Take chocolate, for example. You can get intense chocolate flavor by mixing cocoa powder with hot water to “bloom” it. If you add sugar, it’ll be better, but nowhere near what it could be with fat. Now add fat, in the form of cocoa butter, coconut cream, heavy cream or full-fat milk, and you get something that is vastly better. It’s not even about the sugar. I have on my desk right now a Lindt chocolate bar 78% cacao (hey, it’s for the sake of research, okay?). One 30-gram serving contains 14 grams of fat, and 5 grams of sugar. That’s almost three times more fat than sugar. The high cacao-butter content is one reason this chocolate tastes so good – it carries the other flavors with it and gives a satisfying mouth-feel. It’s also the reason why ganache made with just heavy cream and dark chocolate is so irresistable. It’s not all about the sugar. It’s about the interaction between the fat and chocolate, with sugar playing a supporting role.
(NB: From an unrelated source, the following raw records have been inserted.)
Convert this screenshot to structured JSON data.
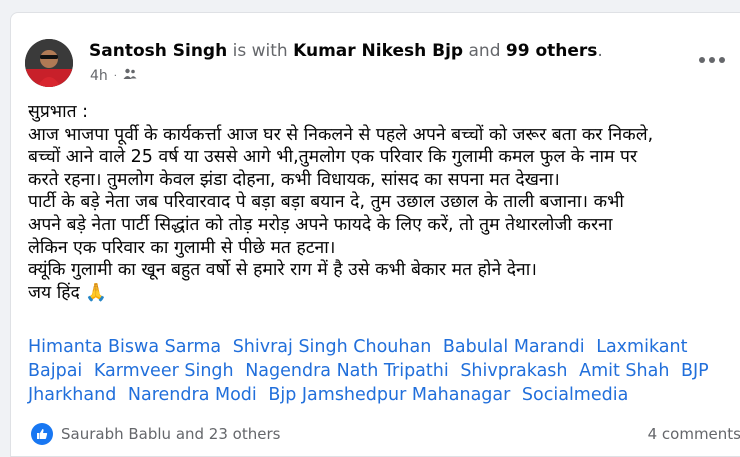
{
  "post": {
    "author": "Santosh Singh",
    "with_text": "is with",
    "tagged_person": "Kumar Nikesh Bjp",
    "and_text": "and",
    "others": "99 others",
    "period": ".",
    "time": "4h",
    "audience_icon": "friends-icon",
    "body_lines": [
      "सुप्रभात :",
      "आज भाजपा पूर्वी के कार्यकर्त्ता आज घर से निकलने से पहले अपने बच्चों को जरूर बता कर निकले,",
      " बच्चों आने वाले 25 वर्ष या उससे आगे भी,तुमलोग एक परिवार कि गुलामी कमल फुल के नाम पर",
      "करते रहना। तुमलोग केवल झंडा दोहना, कभी विधायक, सांसद का सपना मत देखना।",
      "पार्टी के बड़े नेता जब परिवारवाद पे बड़ा बड़ा बयान दे, तुम उछाल उछाल के ताली बजाना। कभी",
      "अपने बड़े नेता पार्टी सिद्धांत को तोड़ मरोड़ अपने फायदे के लिए करें, तो तुम तेथारलोजी करना",
      "लेकिन एक परिवार का गुलामी से पीछे मत हटना।",
      "क्यूंकि गुलामी का खून बहुत वर्षो से हमारे राग में है उसे कभी बेकार मत होने देना।",
      "जय हिंद 🙏"
    ],
    "tags": [
      "Himanta Biswa Sarma",
      "Shivraj Singh Chouhan",
      "Babulal Marandi",
      "Laxmikant Bajpai",
      "Karmveer Singh",
      "Nagendra Nath Tripathi",
      "Shivprakash",
      "Amit Shah",
      "BJP Jharkhand",
      "Narendra Modi",
      "Bjp Jamshedpur Mahanagar",
      "Socialmedia"
    ],
    "reactions_text": "Saurabh Bablu and 23 others",
    "comments_text": "4 comments"
  },
  "colors": {
    "link": "#216fdb",
    "muted": "#65676b",
    "like_blue": "#1877f2"
  }
}
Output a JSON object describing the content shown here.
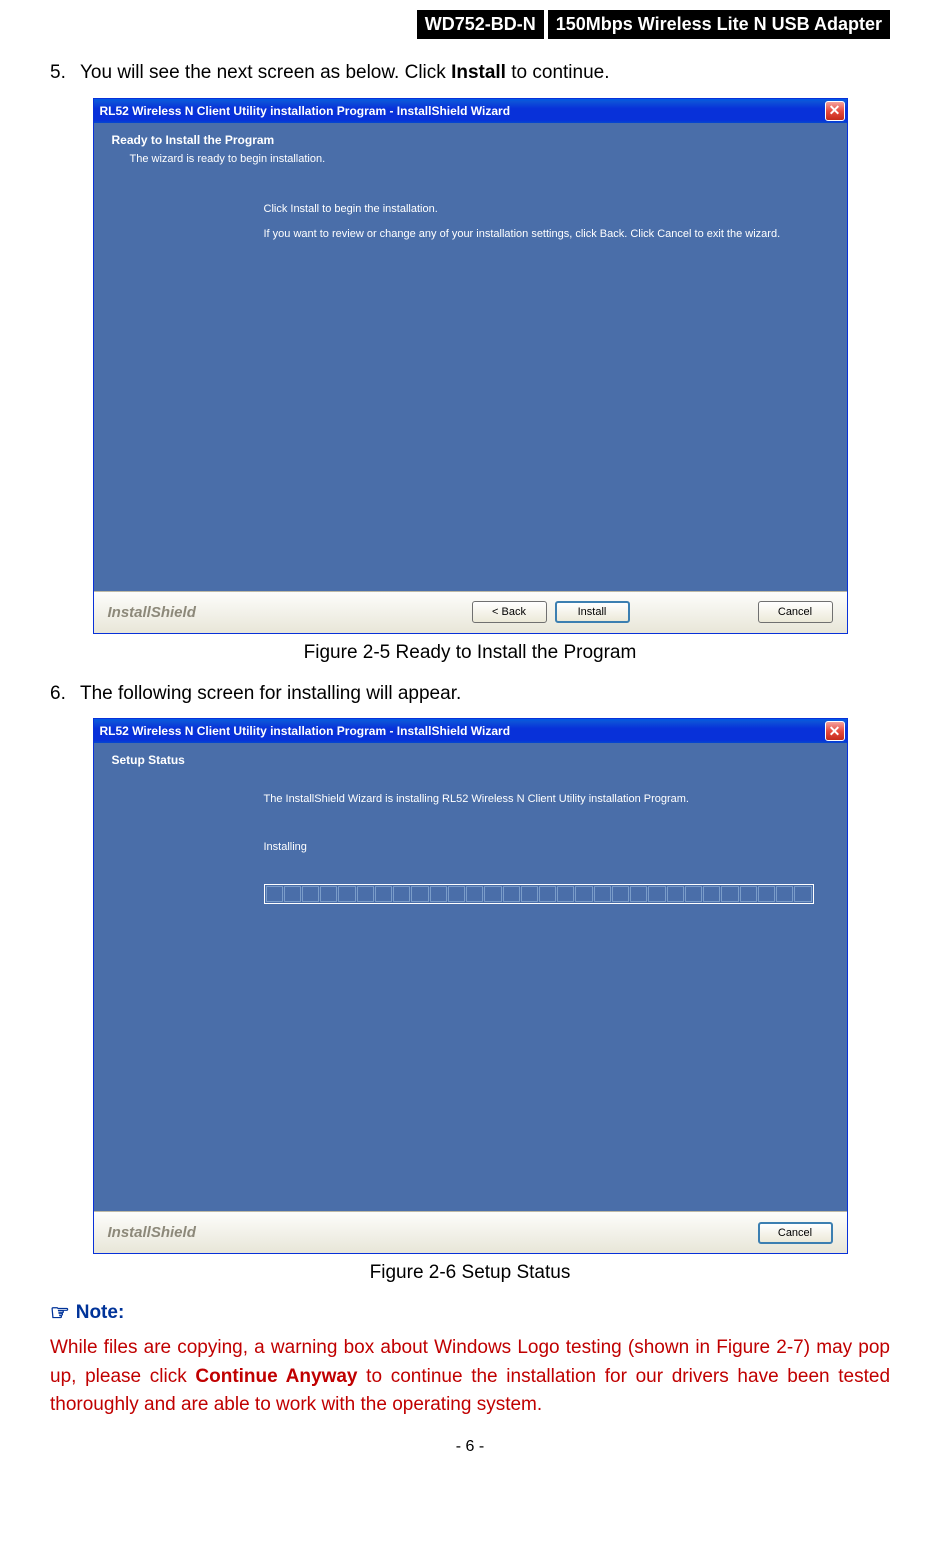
{
  "header": {
    "model": "WD752-BD-N",
    "description": "150Mbps Wireless Lite N USB Adapter"
  },
  "step5": {
    "number": "5.",
    "text_before": "You will see the next screen as below. Click ",
    "text_bold": "Install",
    "text_after": " to continue."
  },
  "dialog1": {
    "title": "RL52 Wireless N Client Utility installation Program - InstallShield Wizard",
    "heading": "Ready to Install the Program",
    "subtext": "The wizard is ready to begin installation.",
    "line1": "Click Install to begin the installation.",
    "line2": "If you want to review or change any of your installation settings, click Back. Click Cancel to exit the wizard.",
    "brand": "InstallShield",
    "back_btn": "< Back",
    "install_btn": "Install",
    "cancel_btn": "Cancel"
  },
  "figure1_caption": "Figure 2-5 Ready to Install the Program",
  "step6": {
    "number": "6.",
    "text": "The following screen for installing will appear."
  },
  "dialog2": {
    "title": "RL52 Wireless N Client Utility installation Program - InstallShield Wizard",
    "heading": "Setup Status",
    "line1": "The InstallShield Wizard is installing RL52 Wireless N Client Utility installation Program.",
    "line2": "Installing",
    "brand": "InstallShield",
    "cancel_btn": "Cancel"
  },
  "figure2_caption": "Figure 2-6 Setup Status",
  "note": {
    "heading": "Note:",
    "body_before": "While files are copying, a warning box about Windows Logo testing (shown in Figure 2-7) may pop up, please click ",
    "body_bold": "Continue Anyway",
    "body_after": " to continue the installation for our drivers have been tested thoroughly and are able to work with the operating system."
  },
  "page_number": "- 6 -"
}
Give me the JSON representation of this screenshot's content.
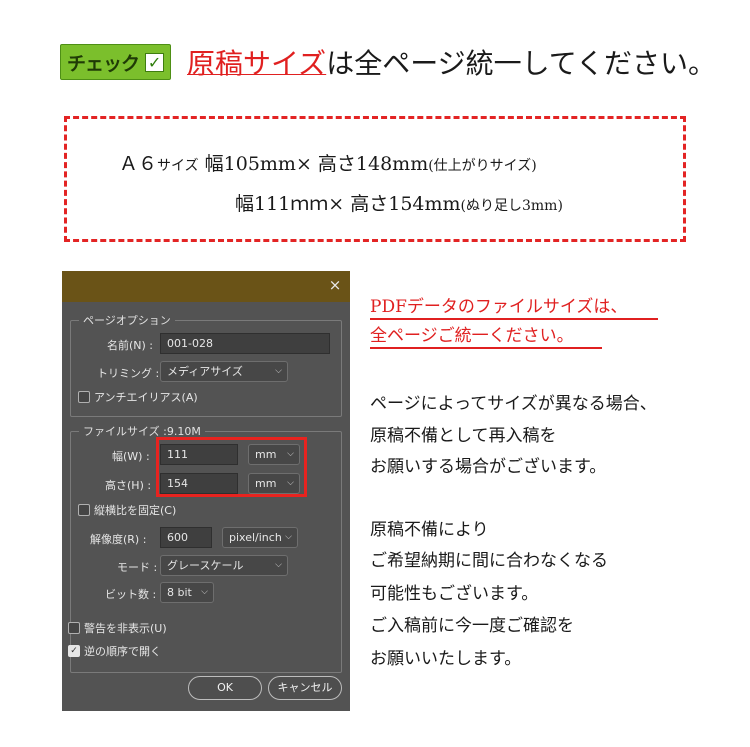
{
  "header": {
    "badge_text": "チェック",
    "badge_check": "✓",
    "title_highlight": "原稿サイズ",
    "title_rest": "は全ページ統一してください。"
  },
  "info_box": {
    "line1_prefix": "Ａ６",
    "line1_small": "サイズ",
    "line1_main": "  幅105mm× 高さ148mm",
    "line1_note": "(仕上がりサイズ)",
    "line2_main": "幅111ｍｍ× 高さ154mm",
    "line2_note": "(ぬり足し3mm)"
  },
  "dialog": {
    "close": "×",
    "page_options_legend": "ページオプション",
    "name_label": "名前(N) :",
    "name_value": "001-028",
    "trimming_label": "トリミング :",
    "trimming_value": "メディアサイズ",
    "antialias_label": "アンチエイリアス(A)",
    "antialias_checked": false,
    "filesize_legend": "ファイルサイズ :9.10M",
    "width_label": "幅(W) :",
    "width_value": "111",
    "width_unit": "mm",
    "height_label": "高さ(H) :",
    "height_value": "154",
    "height_unit": "mm",
    "constrain_label": "縦横比を固定(C)",
    "constrain_checked": false,
    "resolution_label": "解像度(R) :",
    "resolution_value": "600",
    "resolution_unit": "pixel/inch",
    "mode_label": "モード :",
    "mode_value": "グレースケール",
    "bitdepth_label": "ビット数 :",
    "bitdepth_value": "8 bit",
    "suppress_warnings_label": "警告を非表示(U)",
    "suppress_warnings_checked": false,
    "reverse_order_label": "逆の順序で開く",
    "reverse_order_checked": true,
    "ok_label": "OK",
    "cancel_label": "キャンセル"
  },
  "right_text": {
    "red_line1": "PDFデータのファイルサイズは、",
    "red_line2": "全ページご統一ください。",
    "para1_line1": "ページによってサイズが異なる場合、",
    "para1_line2": "原稿不備として再入稿を",
    "para1_line3": "お願いする場合がございます。",
    "para2_line1": "原稿不備により",
    "para2_line2": "ご希望納期に間に合わなくなる",
    "para2_line3": "可能性もございます。",
    "para2_line4": "ご入稿前に今一度ご確認を",
    "para2_line5": "お願いいたします。"
  },
  "colors": {
    "accent_red": "#e02020",
    "badge_green": "#7bbf2c",
    "dialog_bg": "#535353",
    "titlebar": "#6a5317"
  }
}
So my advice to home cooks is this:
1. Don’t be afraid of fat. Learn how to use it effectively. Study recipes from cooks who use it in a balanced way.
2. Don’t get fooled into thinking you can substitute non-fat ingredients in dishes that require fat. Yeah, I know you can find internet recipes that will claim you can make delicious (fill in the blank) with no fat, when the very essence of the dish is based on the presence of fat. Here’s the truth: You cannot make no-fat croissants, or no-fat mayonnaise or guacamole. Don’t even try.
3. If you must make a dish that is low-fat or no-fat, find a dish that is naturally this way. Examples: traditional artisan breads that contain no added fat, fish or chicken poached in broth, pureed fruits and fruit sauces, meringues, tomato salsa, etc.
4. Use quality fats such as animal fats (butter, tallow, bacon grease, rendered duck fat), and naturally-occurring plant-based fats such as olive, avocado, and coconut oils. Some reputable nutritionists recommend avoiding processed industrial fats such as cottonseed, corn and canola because they can cause inflammation in the body. I avoid them because I think they don’t taste good, and they behave weirdly (e.g., canola oil gets sticky).
5. If you are a carnivore, you can re-use the rendered animal fat that collects from pan-frying or simmering bone broth. Vegetables and potatoes sauteed in it are so flavorful. (My mother saved bacon grease in a bail-wire jar, and used that bacon grease to saute garlic and tomato paste when making Italian spaghetti sauce.) Simply strain the fat from your frying pan (or fat skimmed from the top of cold stock) through a fine-mesh strainer or coffee filter into a clean jar. Cap and store in the refrigerator. If you want to freeze it, store it in a plastic freezer bag.
Don’t be afraid of fat. It is an essential nutrient, and it is one of the flavor-work-horses of the kitchen. Used properly, it will take your cooking to new heights of deliciousness. Happy cooking!